Problem to work on – All lines of the material below that include the string "name" are to be copied.

Provided entries –
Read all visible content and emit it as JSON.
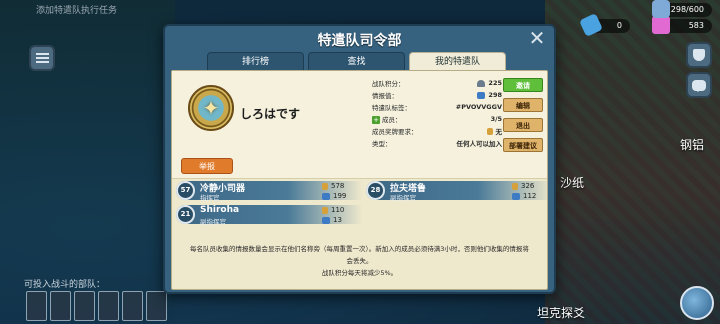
{
  "background": {
    "top_hint": "添加特遣队执行任务",
    "map_labels": [
      "钢铝",
      "沙纸",
      "坦克探爻"
    ],
    "resources": [
      {
        "icon": "blue-crystal-icon",
        "value": "0",
        "color": "#4aa3e0"
      },
      {
        "icon": "pink-gem-icon",
        "value": "583",
        "color": "#e06ad1"
      },
      {
        "icon": "intel-card-icon",
        "value": "298/600",
        "color": "#7fa9d6"
      }
    ],
    "squad_label": "可投入战斗的部队：",
    "squad_slots": 6
  },
  "panel": {
    "title": "特遣队司令部",
    "tabs": [
      "排行榜",
      "查找",
      "我的特遣队"
    ],
    "active_tab": 2,
    "team": {
      "name": "しろはです",
      "join_label": "举报",
      "stats": [
        {
          "label": "战队积分：",
          "value": "225",
          "icon": "helmet-icon"
        },
        {
          "label": "情报值：",
          "value": "298",
          "icon": "intel-icon"
        },
        {
          "label": "特遣队标签：",
          "value": "#PVOVVGGV",
          "icon": ""
        },
        {
          "label": "成员：",
          "value": "3/5",
          "icon": "plus-icon"
        },
        {
          "label": "成员奖牌要求：",
          "value": "无",
          "icon": "medal-icon"
        },
        {
          "label": "类型：",
          "value": "任何人可以加入",
          "icon": ""
        }
      ],
      "actions": [
        {
          "label": "邀请",
          "style": "green"
        },
        {
          "label": "编辑",
          "style": "orange"
        },
        {
          "label": "退出",
          "style": "orange"
        },
        {
          "label": "部署建议",
          "style": "orange"
        }
      ]
    },
    "members": [
      {
        "num": "57",
        "name": "冷静小司器",
        "rank": "指挥官",
        "medals": "578",
        "intel": "199"
      },
      {
        "num": "28",
        "name": "拉夫塔鲁",
        "rank": "副指挥官",
        "medals": "326",
        "intel": "112"
      },
      {
        "num": "21",
        "name": "Shiroha",
        "rank": "副指挥官",
        "medals": "110",
        "intel": "13"
      }
    ],
    "notes": [
      "每名队员收集的情报数量会显示在他们名称旁（每周重置一次）。新加入的成员必须待满3小时，否则他们收集的情报将会丢失。",
      "战队积分每天将减少5%。"
    ]
  }
}
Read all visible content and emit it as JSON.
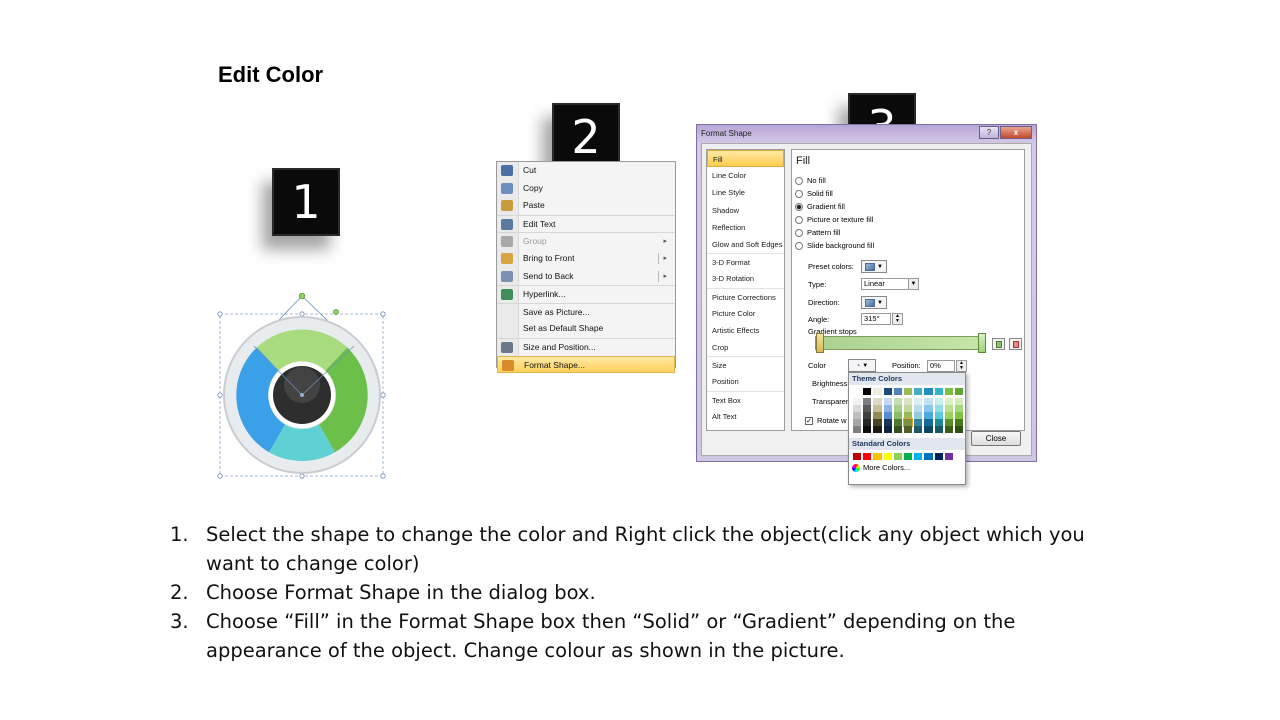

Task solution –
      "name": "しろはです",
        "name": "冷静小司器",
        "name": "拉夫塔鲁",
        "name": "Shiroha",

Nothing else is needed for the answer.